You have a time period called a sprint dedicated to implementing a feature, investigating something, or in general doing some sort of task.
All your tasks are tracked on a kanban board (usually with steps like "Haven't started", "In progress", "Done")
You participate in standups where you update your team on how your work is going and if you have anything preventing you from doing your task (called a blocker)
At the end of every sprint, you and your team participate in a Retrospective— a meeting to go through what went well and what to improve upon.
Always underpromise and overdeliver
Everything will take longer than you plan. Things that are out of your control will come up. So, never promise to finish a task in exactly the amount of time you think it will take. Multiply this number by some factor (depending on the number of things that are out of your control) and tell your product manager/scrum master/manager this resulting time.
When you have committed to a time frame, stick to it.
Follow up often
People get busy. They lose track of your email/ping. It's nothing personal. Remind them until you have what you need.
Things to improve upon at my new job
Ask a lot, and I mean A LOT, more questions
I think I was worried about looking stupid and inexperienced when I first joined. I spent days working on a small problem that could've been solved in hours if I just asked someone how to do it.
Just like you enjoy helping others, other people probably will enjoy helping you.
Thank people often. If something is blocking your work, tell that to your product manager/scrum master/manager early. Track what you've done and tell our team about it often.
Map out the codebase
Map out how everything works with each other in a way that you can recite where to find some functionality if asked. Constantly question whether this is the best way to solve a problem and bring up these concerns to the relevant person.
Write down what you did every day, week, and month. Reflect on whether this is the best use of your time
Take my one-on-ones more seriously. Have a very large list of questions and suggestions for my 1-on-1s
Write a lot more documentation
Take notes in Word docs/text files during meetings so that they can easily be transferred to other people

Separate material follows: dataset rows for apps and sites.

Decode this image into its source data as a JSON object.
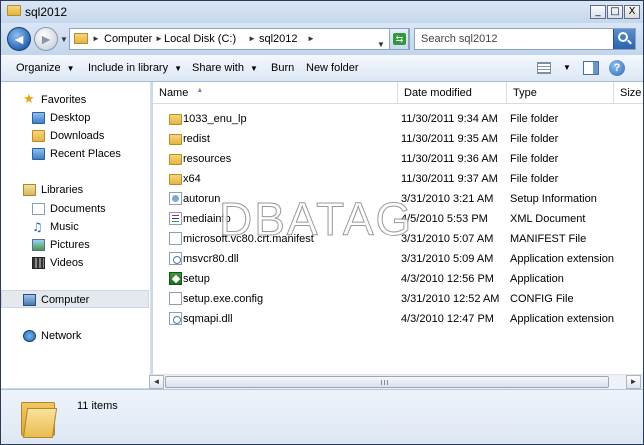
{
  "window": {
    "title": "sql2012",
    "minimize_glyph": "_",
    "maximize_glyph": "□",
    "close_glyph": "X"
  },
  "address": {
    "crumbs": [
      "Computer",
      "Local Disk (C:)",
      "sql2012"
    ],
    "back_glyph": "◄",
    "forward_glyph": "►"
  },
  "search": {
    "placeholder": "Search sql2012"
  },
  "toolbar": {
    "organize": "Organize",
    "include_in_library": "Include in library",
    "share_with": "Share with",
    "burn": "Burn",
    "new_folder": "New folder",
    "help_glyph": "?"
  },
  "nav": {
    "favorites": "Favorites",
    "desktop": "Desktop",
    "downloads": "Downloads",
    "recent_places": "Recent Places",
    "libraries": "Libraries",
    "documents": "Documents",
    "music": "Music",
    "pictures": "Pictures",
    "videos": "Videos",
    "computer": "Computer",
    "network": "Network"
  },
  "columns": {
    "name": "Name",
    "date_modified": "Date modified",
    "type": "Type",
    "size": "Size"
  },
  "files": [
    {
      "name": "1033_enu_lp",
      "date": "11/30/2011 9:34 AM",
      "type": "File folder",
      "icon": "folder"
    },
    {
      "name": "redist",
      "date": "11/30/2011 9:35 AM",
      "type": "File folder",
      "icon": "folder"
    },
    {
      "name": "resources",
      "date": "11/30/2011 9:36 AM",
      "type": "File folder",
      "icon": "folder"
    },
    {
      "name": "x64",
      "date": "11/30/2011 9:37 AM",
      "type": "File folder",
      "icon": "folder"
    },
    {
      "name": "autorun",
      "date": "3/31/2010 3:21 AM",
      "type": "Setup Information",
      "icon": "setup-info"
    },
    {
      "name": "mediainfo",
      "date": "4/5/2010 5:53 PM",
      "type": "XML Document",
      "icon": "xml"
    },
    {
      "name": "microsoft.vc80.crt.manifest",
      "date": "3/31/2010 5:07 AM",
      "type": "MANIFEST File",
      "icon": "generic"
    },
    {
      "name": "msvcr80.dll",
      "date": "3/31/2010 5:09 AM",
      "type": "Application extension",
      "icon": "dll"
    },
    {
      "name": "setup",
      "date": "4/3/2010 12:56 PM",
      "type": "Application",
      "icon": "exe"
    },
    {
      "name": "setup.exe.config",
      "date": "3/31/2010 12:52 AM",
      "type": "CONFIG File",
      "icon": "generic"
    },
    {
      "name": "sqmapi.dll",
      "date": "4/3/2010 12:47 PM",
      "type": "Application extension",
      "icon": "dll"
    }
  ],
  "watermark": "DBATAG",
  "status": {
    "item_count": "11 items"
  }
}
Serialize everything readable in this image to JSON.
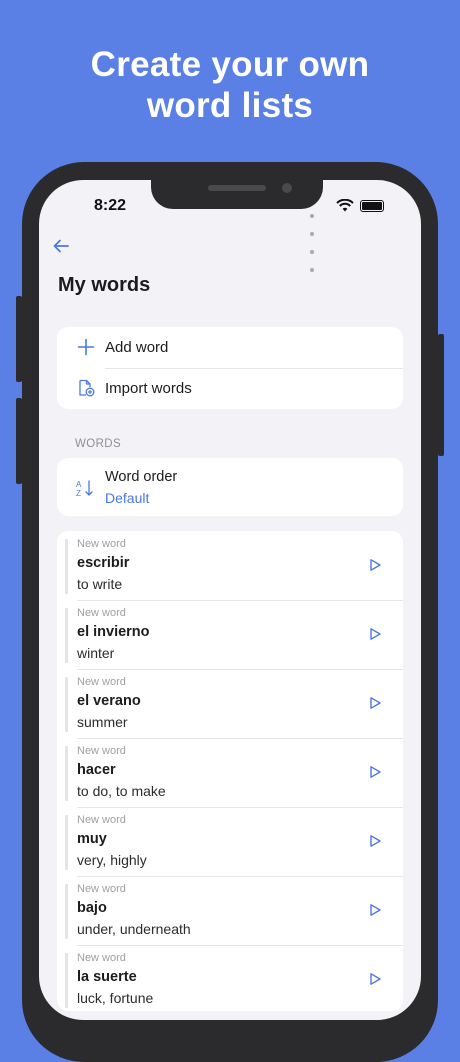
{
  "headline": {
    "line1": "Create your own",
    "line2": "word lists"
  },
  "status": {
    "time": "8:22"
  },
  "header": {
    "title": "My words"
  },
  "actions": [
    {
      "label": "Add word",
      "icon": "plus-icon"
    },
    {
      "label": "Import words",
      "icon": "import-file-icon"
    }
  ],
  "section": {
    "label": "WORDS"
  },
  "order": {
    "title": "Word order",
    "value": "Default",
    "icon": "sort-az-icon"
  },
  "words": [
    {
      "tag": "New word",
      "term": "escribir",
      "translation": "to write"
    },
    {
      "tag": "New word",
      "term": "el invierno",
      "translation": "winter"
    },
    {
      "tag": "New word",
      "term": "el verano",
      "translation": "summer"
    },
    {
      "tag": "New word",
      "term": "hacer",
      "translation": "to do, to make"
    },
    {
      "tag": "New word",
      "term": "muy",
      "translation": "very, highly"
    },
    {
      "tag": "New word",
      "term": "bajo",
      "translation": "under, underneath"
    },
    {
      "tag": "New word",
      "term": "la suerte",
      "translation": "luck, fortune"
    }
  ],
  "colors": {
    "background": "#5a80e6",
    "accent": "#4a78e0",
    "screen": "#f2f2f7"
  }
}
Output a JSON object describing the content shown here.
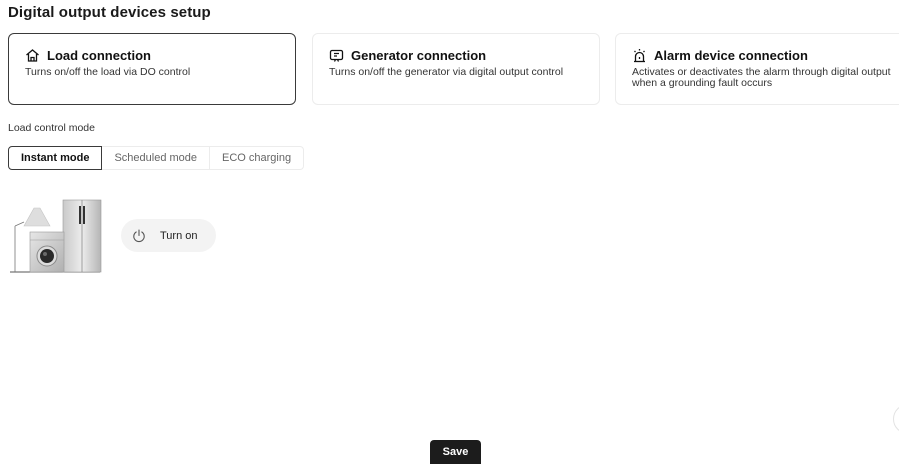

Back up my code and notes frequently
JPMorgan is an excellent place to start your journey as a developer. You learn a lot of things in a controlled environment and can easily get help from other engineers. Depending on the team, people at JPMorgan are committed to making sure you learn and grow as a programmer.
I enjoyed my time here and as you can see, grew from an incompetent engineer to a hopefully, fairly competent one.